• GIVEN RECORDS

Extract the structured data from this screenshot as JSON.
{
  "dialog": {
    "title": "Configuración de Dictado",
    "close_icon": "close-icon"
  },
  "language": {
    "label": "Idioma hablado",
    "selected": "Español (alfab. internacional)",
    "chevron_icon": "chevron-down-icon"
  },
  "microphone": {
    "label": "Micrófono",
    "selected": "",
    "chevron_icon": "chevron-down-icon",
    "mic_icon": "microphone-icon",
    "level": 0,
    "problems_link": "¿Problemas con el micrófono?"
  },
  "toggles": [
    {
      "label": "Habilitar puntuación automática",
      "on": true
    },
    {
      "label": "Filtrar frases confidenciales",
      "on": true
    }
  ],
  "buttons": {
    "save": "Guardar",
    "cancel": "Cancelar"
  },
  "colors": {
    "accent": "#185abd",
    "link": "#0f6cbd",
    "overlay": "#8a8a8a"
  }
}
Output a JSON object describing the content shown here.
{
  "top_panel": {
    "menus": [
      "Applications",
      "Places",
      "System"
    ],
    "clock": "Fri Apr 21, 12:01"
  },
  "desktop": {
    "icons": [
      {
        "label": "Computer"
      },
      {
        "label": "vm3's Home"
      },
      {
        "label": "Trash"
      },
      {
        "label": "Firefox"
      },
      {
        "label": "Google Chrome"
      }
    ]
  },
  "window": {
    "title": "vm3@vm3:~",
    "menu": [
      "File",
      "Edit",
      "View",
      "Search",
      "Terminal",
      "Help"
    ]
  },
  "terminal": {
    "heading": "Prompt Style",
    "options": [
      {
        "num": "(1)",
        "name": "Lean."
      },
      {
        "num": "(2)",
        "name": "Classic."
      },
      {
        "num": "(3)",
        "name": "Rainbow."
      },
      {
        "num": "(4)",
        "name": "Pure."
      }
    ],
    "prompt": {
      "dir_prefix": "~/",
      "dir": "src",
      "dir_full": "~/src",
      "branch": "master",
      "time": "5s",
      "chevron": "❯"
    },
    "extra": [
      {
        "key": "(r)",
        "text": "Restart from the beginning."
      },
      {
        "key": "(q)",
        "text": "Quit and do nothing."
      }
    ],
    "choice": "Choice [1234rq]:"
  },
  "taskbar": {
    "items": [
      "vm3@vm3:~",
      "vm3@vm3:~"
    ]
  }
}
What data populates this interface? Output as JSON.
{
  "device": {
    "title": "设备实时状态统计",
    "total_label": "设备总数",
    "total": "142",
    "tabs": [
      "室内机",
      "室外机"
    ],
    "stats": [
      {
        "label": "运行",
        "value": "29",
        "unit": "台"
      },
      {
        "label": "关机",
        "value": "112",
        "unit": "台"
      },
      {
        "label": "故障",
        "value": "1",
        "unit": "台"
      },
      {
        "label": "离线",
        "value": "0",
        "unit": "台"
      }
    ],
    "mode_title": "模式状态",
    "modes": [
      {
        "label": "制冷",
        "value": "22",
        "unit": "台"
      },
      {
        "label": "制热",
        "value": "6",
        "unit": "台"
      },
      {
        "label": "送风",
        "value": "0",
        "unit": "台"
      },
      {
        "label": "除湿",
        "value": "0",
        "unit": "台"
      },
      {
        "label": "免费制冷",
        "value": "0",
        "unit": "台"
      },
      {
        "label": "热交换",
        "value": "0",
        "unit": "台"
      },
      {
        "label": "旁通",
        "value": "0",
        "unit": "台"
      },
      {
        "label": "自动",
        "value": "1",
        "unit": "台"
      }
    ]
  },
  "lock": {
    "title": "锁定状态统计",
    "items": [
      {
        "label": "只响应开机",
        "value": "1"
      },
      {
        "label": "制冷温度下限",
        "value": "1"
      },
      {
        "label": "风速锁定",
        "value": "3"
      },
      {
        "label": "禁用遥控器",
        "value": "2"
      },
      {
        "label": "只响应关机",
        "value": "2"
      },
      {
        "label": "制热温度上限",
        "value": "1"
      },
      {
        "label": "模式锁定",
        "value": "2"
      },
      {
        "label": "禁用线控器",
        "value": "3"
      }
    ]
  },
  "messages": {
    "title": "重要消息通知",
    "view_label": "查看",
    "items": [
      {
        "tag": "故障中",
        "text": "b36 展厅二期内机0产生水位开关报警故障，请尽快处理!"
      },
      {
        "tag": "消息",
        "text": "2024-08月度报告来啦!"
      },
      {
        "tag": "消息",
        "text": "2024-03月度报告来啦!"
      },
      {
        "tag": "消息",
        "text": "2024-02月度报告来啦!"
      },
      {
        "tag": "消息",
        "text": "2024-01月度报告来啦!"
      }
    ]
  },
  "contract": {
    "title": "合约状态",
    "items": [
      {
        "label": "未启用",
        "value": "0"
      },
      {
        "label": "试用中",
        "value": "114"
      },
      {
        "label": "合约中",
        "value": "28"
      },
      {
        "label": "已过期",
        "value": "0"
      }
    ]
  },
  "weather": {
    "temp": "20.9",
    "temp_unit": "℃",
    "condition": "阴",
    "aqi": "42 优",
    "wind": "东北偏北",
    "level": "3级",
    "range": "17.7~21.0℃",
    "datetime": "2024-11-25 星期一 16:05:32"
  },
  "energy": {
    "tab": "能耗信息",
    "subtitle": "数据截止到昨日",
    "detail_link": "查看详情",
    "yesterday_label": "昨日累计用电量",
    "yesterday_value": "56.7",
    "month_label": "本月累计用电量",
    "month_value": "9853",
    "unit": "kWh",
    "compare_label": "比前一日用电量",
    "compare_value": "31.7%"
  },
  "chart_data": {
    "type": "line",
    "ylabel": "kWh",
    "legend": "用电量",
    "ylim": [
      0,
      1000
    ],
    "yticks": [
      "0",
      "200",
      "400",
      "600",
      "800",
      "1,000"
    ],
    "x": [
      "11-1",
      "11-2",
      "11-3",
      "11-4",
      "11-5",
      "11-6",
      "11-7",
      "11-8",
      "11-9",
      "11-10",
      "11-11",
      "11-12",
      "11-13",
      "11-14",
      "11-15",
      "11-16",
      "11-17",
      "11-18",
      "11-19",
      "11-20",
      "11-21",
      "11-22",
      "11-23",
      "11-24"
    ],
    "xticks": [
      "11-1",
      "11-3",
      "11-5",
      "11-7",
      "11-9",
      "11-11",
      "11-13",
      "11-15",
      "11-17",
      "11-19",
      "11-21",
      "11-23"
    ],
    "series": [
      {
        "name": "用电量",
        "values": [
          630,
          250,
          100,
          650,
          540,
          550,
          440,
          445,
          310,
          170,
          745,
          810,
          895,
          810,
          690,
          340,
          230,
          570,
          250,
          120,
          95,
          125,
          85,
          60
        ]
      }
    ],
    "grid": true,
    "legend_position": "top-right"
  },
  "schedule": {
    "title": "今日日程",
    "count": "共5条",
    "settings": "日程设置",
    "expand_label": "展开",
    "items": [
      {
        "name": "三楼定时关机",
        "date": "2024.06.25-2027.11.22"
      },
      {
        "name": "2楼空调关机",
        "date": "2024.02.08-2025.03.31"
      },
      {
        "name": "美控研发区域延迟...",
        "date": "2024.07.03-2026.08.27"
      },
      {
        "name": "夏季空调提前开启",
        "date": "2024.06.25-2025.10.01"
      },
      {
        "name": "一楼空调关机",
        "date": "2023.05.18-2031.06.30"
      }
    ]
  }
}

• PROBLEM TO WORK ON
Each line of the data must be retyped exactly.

• RESPONSE
Extract the structured data from this screenshot as JSON.
{
  "dialog": {
    "title": "Configuración de Dictado",
    "close_icon": "close-icon"
  },
  "language": {
    "label": "Idioma hablado",
    "selected": "Español (alfab. internacional)",
    "chevron_icon": "chevron-down-icon"
  },
  "microphone": {
    "label": "Micrófono",
    "selected": "",
    "chevron_icon": "chevron-down-icon",
    "mic_icon": "microphone-icon",
    "level": 0,
    "problems_link": "¿Problemas con el micrófono?"
  },
  "toggles": [
    {
      "label": "Habilitar puntuación automática",
      "on": true
    },
    {
      "label": "Filtrar frases confidenciales",
      "on": true
    }
  ],
  "buttons": {
    "save": "Guardar",
    "cancel": "Cancelar"
  },
  "colors": {
    "accent": "#185abd",
    "link": "#0f6cbd",
    "overlay": "#8a8a8a"
  }
}
Output a JSON object describing the content shown here.
{
  "top_panel": {
    "menus": [
      "Applications",
      "Places",
      "System"
    ],
    "clock": "Fri Apr 21, 12:01"
  },
  "desktop": {
    "icons": [
      {
        "label": "Computer"
      },
      {
        "label": "vm3's Home"
      },
      {
        "label": "Trash"
      },
      {
        "label": "Firefox"
      },
      {
        "label": "Google Chrome"
      }
    ]
  },
  "window": {
    "title": "vm3@vm3:~",
    "menu": [
      "File",
      "Edit",
      "View",
      "Search",
      "Terminal",
      "Help"
    ]
  },
  "terminal": {
    "heading": "Prompt Style",
    "options": [
      {
        "num": "(1)",
        "name": "Lean."
      },
      {
        "num": "(2)",
        "name": "Classic."
      },
      {
        "num": "(3)",
        "name": "Rainbow."
      },
      {
        "num": "(4)",
        "name": "Pure."
      }
    ],
    "prompt": {
      "dir_prefix": "~/",
      "dir": "src",
      "dir_full": "~/src",
      "branch": "master",
      "time": "5s",
      "chevron": "❯"
    },
    "extra": [
      {
        "key": "(r)",
        "text": "Restart from the beginning."
      },
      {
        "key": "(q)",
        "text": "Quit and do nothing."
      }
    ],
    "choice": "Choice [1234rq]:"
  },
  "taskbar": {
    "items": [
      "vm3@vm3:~",
      "vm3@vm3:~"
    ]
  }
}
What data populates this interface? Output as JSON.
{
  "device": {
    "title": "设备实时状态统计",
    "total_label": "设备总数",
    "total": "142",
    "tabs": [
      "室内机",
      "室外机"
    ],
    "stats": [
      {
        "label": "运行",
        "value": "29",
        "unit": "台"
      },
      {
        "label": "关机",
        "value": "112",
        "unit": "台"
      },
      {
        "label": "故障",
        "value": "1",
        "unit": "台"
      },
      {
        "label": "离线",
        "value": "0",
        "unit": "台"
      }
    ],
    "mode_title": "模式状态",
    "modes": [
      {
        "label": "制冷",
        "value": "22",
        "unit": "台"
      },
      {
        "label": "制热",
        "value": "6",
        "unit": "台"
      },
      {
        "label": "送风",
        "value": "0",
        "unit": "台"
      },
      {
        "label": "除湿",
        "value": "0",
        "unit": "台"
      },
      {
        "label": "免费制冷",
        "value": "0",
        "unit": "台"
      },
      {
        "label": "热交换",
        "value": "0",
        "unit": "台"
      },
      {
        "label": "旁通",
        "value": "0",
        "unit": "台"
      },
      {
        "label": "自动",
        "value": "1",
        "unit": "台"
      }
    ]
  },
  "lock": {
    "title": "锁定状态统计",
    "items": [
      {
        "label": "只响应开机",
        "value": "1"
      },
      {
        "label": "制冷温度下限",
        "value": "1"
      },
      {
        "label": "风速锁定",
        "value": "3"
      },
      {
        "label": "禁用遥控器",
        "value": "2"
      },
      {
        "label": "只响应关机",
        "value": "2"
      },
      {
        "label": "制热温度上限",
        "value": "1"
      },
      {
        "label": "模式锁定",
        "value": "2"
      },
      {
        "label": "禁用线控器",
        "value": "3"
      }
    ]
  },
  "messages": {
    "title": "重要消息通知",
    "view_label": "查看",
    "items": [
      {
        "tag": "故障中",
        "text": "b36 展厅二期内机0产生水位开关报警故障，请尽快处理!"
      },
      {
        "tag": "消息",
        "text": "2024-08月度报告来啦!"
      },
      {
        "tag": "消息",
        "text": "2024-03月度报告来啦!"
      },
      {
        "tag": "消息",
        "text": "2024-02月度报告来啦!"
      },
      {
        "tag": "消息",
        "text": "2024-01月度报告来啦!"
      }
    ]
  },
  "contract": {
    "title": "合约状态",
    "items": [
      {
        "label": "未启用",
        "value": "0"
      },
      {
        "label": "试用中",
        "value": "114"
      },
      {
        "label": "合约中",
        "value": "28"
      },
      {
        "label": "已过期",
        "value": "0"
      }
    ]
  },
  "weather": {
    "temp": "20.9",
    "temp_unit": "℃",
    "condition": "阴",
    "aqi": "42 优",
    "wind": "东北偏北",
    "level": "3级",
    "range": "17.7~21.0℃",
    "datetime": "2024-11-25 星期一 16:05:32"
  },
  "energy": {
    "tab": "能耗信息",
    "subtitle": "数据截止到昨日",
    "detail_link": "查看详情",
    "yesterday_label": "昨日累计用电量",
    "yesterday_value": "56.7",
    "month_label": "本月累计用电量",
    "month_value": "9853",
    "unit": "kWh",
    "compare_label": "比前一日用电量",
    "compare_value": "31.7%"
  },
  "chart_data": {
    "type": "line",
    "ylabel": "kWh",
    "legend": "用电量",
    "ylim": [
      0,
      1000
    ],
    "yticks": [
      "0",
      "200",
      "400",
      "600",
      "800",
      "1,000"
    ],
    "x": [
      "11-1",
      "11-2",
      "11-3",
      "11-4",
      "11-5",
      "11-6",
      "11-7",
      "11-8",
      "11-9",
      "11-10",
      "11-11",
      "11-12",
      "11-13",
      "11-14",
      "11-15",
      "11-16",
      "11-17",
      "11-18",
      "11-19",
      "11-20",
      "11-21",
      "11-22",
      "11-23",
      "11-24"
    ],
    "xticks": [
      "11-1",
      "11-3",
      "11-5",
      "11-7",
      "11-9",
      "11-11",
      "11-13",
      "11-15",
      "11-17",
      "11-19",
      "11-21",
      "11-23"
    ],
    "series": [
      {
        "name": "用电量",
        "values": [
          630,
          250,
          100,
          650,
          540,
          550,
          440,
          445,
          310,
          170,
          745,
          810,
          895,
          810,
          690,
          340,
          230,
          570,
          250,
          120,
          95,
          125,
          85,
          60
        ]
      }
    ],
    "grid": true,
    "legend_position": "top-right"
  },
  "schedule": {
    "title": "今日日程",
    "count": "共5条",
    "settings": "日程设置",
    "expand_label": "展开",
    "items": [
      {
        "name": "三楼定时关机",
        "date": "2024.06.25-2027.11.22"
      },
      {
        "name": "2楼空调关机",
        "date": "2024.02.08-2025.03.31"
      },
      {
        "name": "美控研发区域延迟...",
        "date": "2024.07.03-2026.08.27"
      },
      {
        "name": "夏季空调提前开启",
        "date": "2024.06.25-2025.10.01"
      },
      {
        "name": "一楼空调关机",
        "date": "2023.05.18-2031.06.30"
      }
    ]
  }
}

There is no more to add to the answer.